Steve Soto, a mainstay of the Southern California punk and hardcore scenes and the co-founder of two seminal outfits, the Adolescents and Agent Orange, died Wednesday. He was 54.
While a cause of death has yet to be announced, the Adolescents’ Tony Reflex confirmed Soto’s death on Twitter. “With heavy heart I share the passing of Steve Soto, my friend and bandmate since 1979,” Reflex wrote. “I don’t know what to do. Or to say. Goodbye my brother.”
Just this weekend, Soto and the Adolescents wrapped an East Coast tour and had a European trek scheduled for later this summer. “Steve had just returned home from a successful east coast tour with The Adolescents and spent Tuesday evening doing what he loved to do; recording and making music with his friends Greg Antista and Jim Monroe, and was very much looking forward to the upcoming European tour starting next week,” the band and Soto’s family tell Rolling Stone in a shard statement. “Wednesday afternoon he passed away peacefully in his sleep. This has taken us all by surprise. Our hearts and prayers are now with his family and friends. We ask during this time to respect their privacy. Thank you so much for the years of love and support you have shown Steve and all of his bands. It means so much and will not be forgotten.”
Soto was a multi-instrumentalist who enjoyed a prolific career in punk rock. Though he co-founded Agent Orange in 1979, he left the band within a year to form the Adolescents. Between 1981 and 2016, the Adolescents released eight albums, during which time Soto also worked as a solo artist and played in numerous other groups.
Of all Soto’s projects, the Adolescents were the most pivotal. The group’s self-titled debut album, released in 1981 and known as “the blue album” for its cover, enjoyed surprise success and became one of the first hardcore records to be widely distributed throughout the United States. A follow-up EP, Welcome to Reality, arrived later that year – but tensions between band members caused the Adolescents to split months before the EP was actually released.
Soto would go on to reunite the Adolescents at various points over the next few decades. The band released back-to-back albums in 1987 and 1988, Brats in Battalions and Balboa Fun*Zone, though their next record wouldn’t arrive until 2005. The group’s last record, Manifest Destiny, was released in 2016.
In between stints with the Adolescents, Soto remained perpetually busy. After the group’s first split, he joined the Los Angeles outfit Legal Weapon, while in the Nineties he played in Joyride, 22 Jacks and Steve Soto and the Twisted Hearts.
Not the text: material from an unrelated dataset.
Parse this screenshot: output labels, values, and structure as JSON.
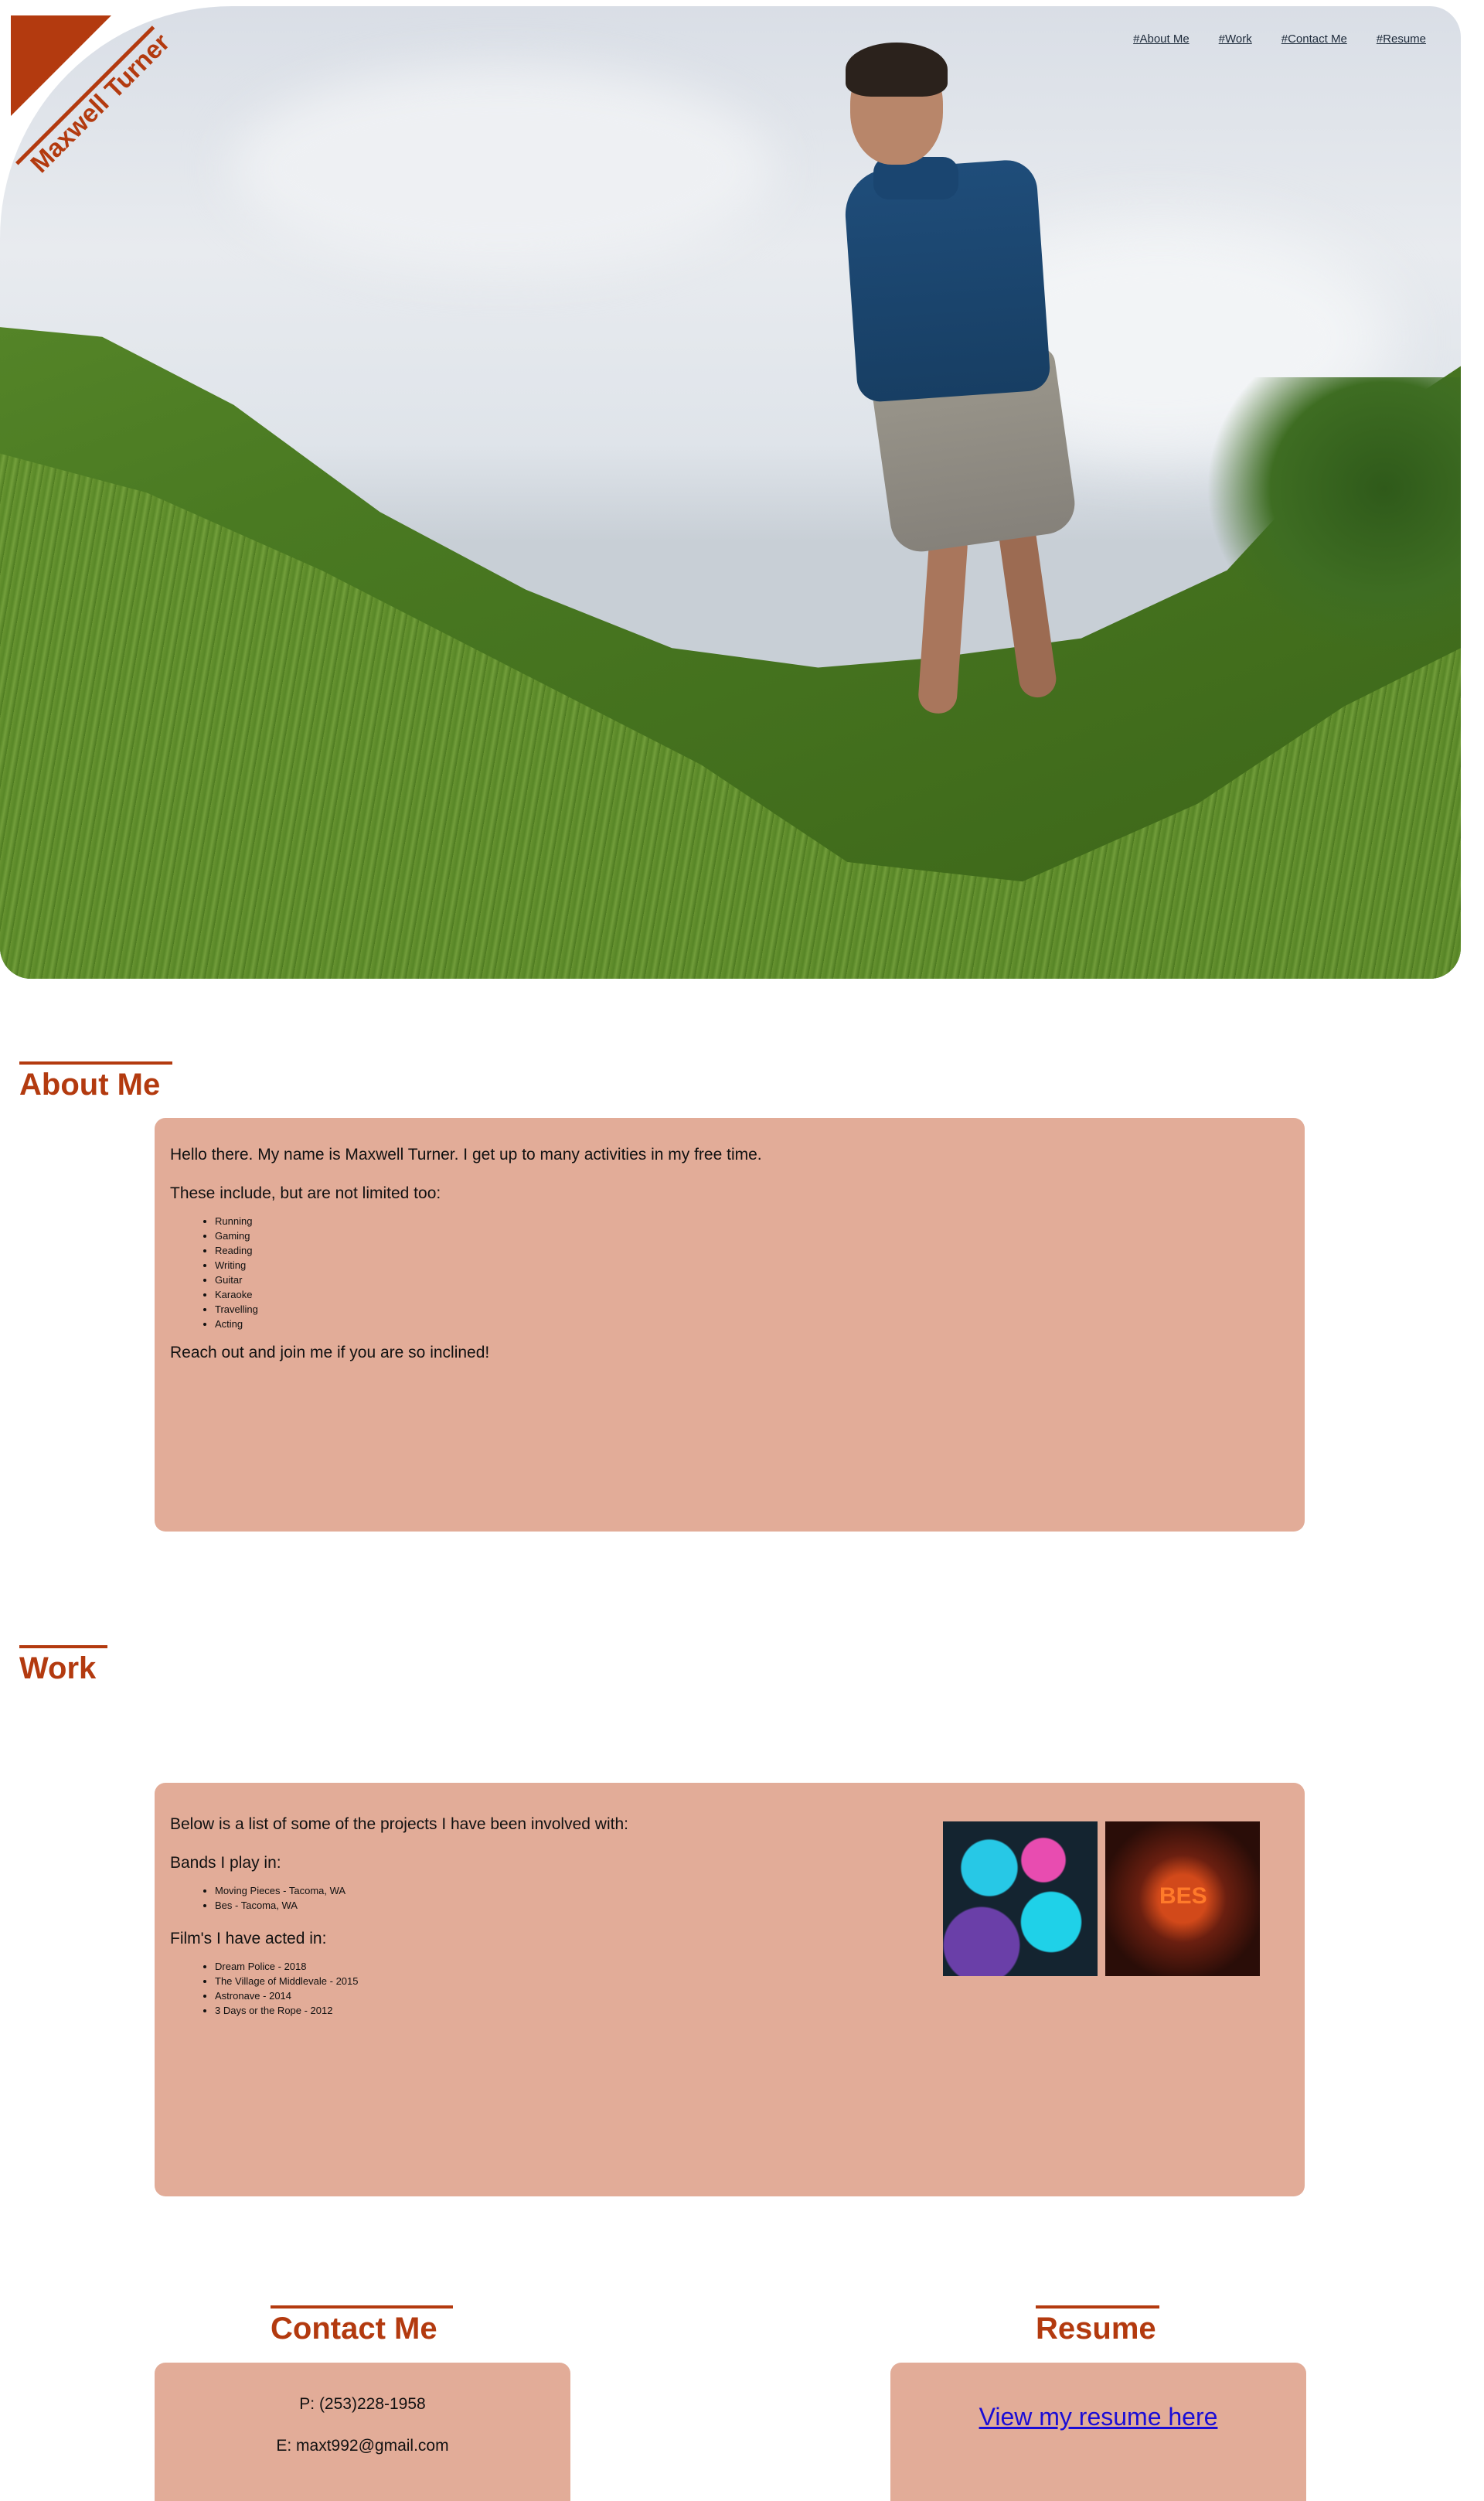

In the early Nineties, Soto, whose father’s family emigrated from Mexico, also linked up with other Chicano musicians to form Manic Hispanic, a semi-parodic act that reworked punk and hardcore songs into tracks about Latin culture in the United States (for instance, the Offspring’s “Come Out and Play” was renamed, “Get Them Immigrated”).
Soto’s numerous punk progeny have paid their respects to the musician on social media. Green Day’s Billie Joe Armstrong posted a photo of the musician on Instagram, while the Offspring wrote on Twitter, “We are devastated by the news of Steve Soto’s passing. He played in so many great bands, was a great bass player, guitar player, and singer, but mostly he was just an honest and sweet guy. He was our hero in the Adolescents and an inspiration to us as musicians.”
Rancid summed up Soto’s influence, writing, “When you talk about California punk Rock and Punk Rock in general, Steve Soto will forever be on top of the list of people who put it on the map. He 100 percent helped pave the way for all of us who decided to pick up an instrument and play our version of Punk. You will be missed. RIP.”
The Adolescents – “Amoeba”
The Adolescents – “Kids of the Black Hole”